Political reality slapped the government opposition who championed a separate UN recognition rally, after previously stating support for a one China policy. Politics is hard at work. The people of Taiwan support a seat at the UN in vast numbers and the rival Chinese Nationalist Party (KPT) was caught flatfooted on a rise, nay, wave of popular independence sentiment. President Chen Shui-bian of the Democratic Progressive Party (DPP) was on political life support, until he made a bold move for the United Nations recognition and ongoing appeals for independence.
China is not at all happy that Taiwan is vocal and viral in marketing their demands for independence. This is all before their 2008 Olympic Games in Beijing and the family food fight is playing out on the international stage with many of their colorful protest signs purposefully written in English.

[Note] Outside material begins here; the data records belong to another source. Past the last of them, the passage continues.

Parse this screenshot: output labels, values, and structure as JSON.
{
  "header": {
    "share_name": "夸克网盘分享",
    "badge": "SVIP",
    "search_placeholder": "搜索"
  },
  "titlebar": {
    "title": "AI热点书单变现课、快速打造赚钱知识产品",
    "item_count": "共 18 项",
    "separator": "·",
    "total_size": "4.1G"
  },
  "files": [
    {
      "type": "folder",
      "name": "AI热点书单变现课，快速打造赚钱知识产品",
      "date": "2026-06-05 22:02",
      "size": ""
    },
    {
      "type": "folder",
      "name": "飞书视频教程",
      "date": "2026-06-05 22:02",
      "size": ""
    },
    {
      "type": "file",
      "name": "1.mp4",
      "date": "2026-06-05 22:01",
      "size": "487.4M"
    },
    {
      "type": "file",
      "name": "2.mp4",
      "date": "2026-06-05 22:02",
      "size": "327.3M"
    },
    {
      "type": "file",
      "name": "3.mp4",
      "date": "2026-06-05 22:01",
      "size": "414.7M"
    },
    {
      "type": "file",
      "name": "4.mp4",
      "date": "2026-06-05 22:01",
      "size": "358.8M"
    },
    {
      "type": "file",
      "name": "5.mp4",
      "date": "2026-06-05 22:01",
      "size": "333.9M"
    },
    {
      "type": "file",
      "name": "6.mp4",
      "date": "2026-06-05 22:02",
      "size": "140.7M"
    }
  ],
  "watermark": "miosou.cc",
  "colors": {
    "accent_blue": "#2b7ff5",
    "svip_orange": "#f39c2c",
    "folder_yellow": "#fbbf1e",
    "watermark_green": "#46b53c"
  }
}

What a pickle the United States is in. US diplomats want Taiwan to pipe down so the Taiwanese president ratcheted up his criticism of the US. Taiwan is still smarting over China's ability to keep Taiwan out of the World Health Organization (WHO). They made a point of bringing up the tragic example of a contagious TB patient allowed to travel to Nanjing, when the medical experts tried to alert, they were 'unrecognized'. China had to sit in New York while the Taiwan president made his pitch to the UN with China bloviating as to why it is not all possible as the protesters took to the street in the hundreds of thousands. All that was missing in this was the popcorn. Sadly, this is going to continue to escalate and the USA's moral standing to craft dispute resolutions has a jumbo hole in reputation and superpower authority that is not fixable until January 2009.
Deputy Secretary of State John Negroponte said last month that a referendum would be a "step towards" a declaration of independence - something Beijing, which regards Taiwan as a renegade province, says it will not accept.,
Another senior State Department official warned this week that the referendum, slated to coincide with presidential elections next March, could be the source of "major tensions or even conflict" with China.
No one believes war is imminent, but the United States is making it clear it prefers Chen to lower the tone so that it is not dragged into a scrap between its democratic ally on the one hand, and an increasingly important trading and political entity on the other.
Undeterred, Chen has taken every opportunity recently to press the island's case for entering the world body - this time in its own right. The referendum will also officially refer to the island as Taiwan - thereby serving as a plebiscite for a de facto name change, something China also opposes.
To understand the history of the island nation of Taiwan, Jonathon Manthorpe wrote of the geography, epic struggles and the tenacious will to overcome obstacles that marks the Taiwanese people. His book is entitled, Forbidden Nation: A History of Taiwan. Denny Roy offers a paperback version of his Taiwan: A Political History.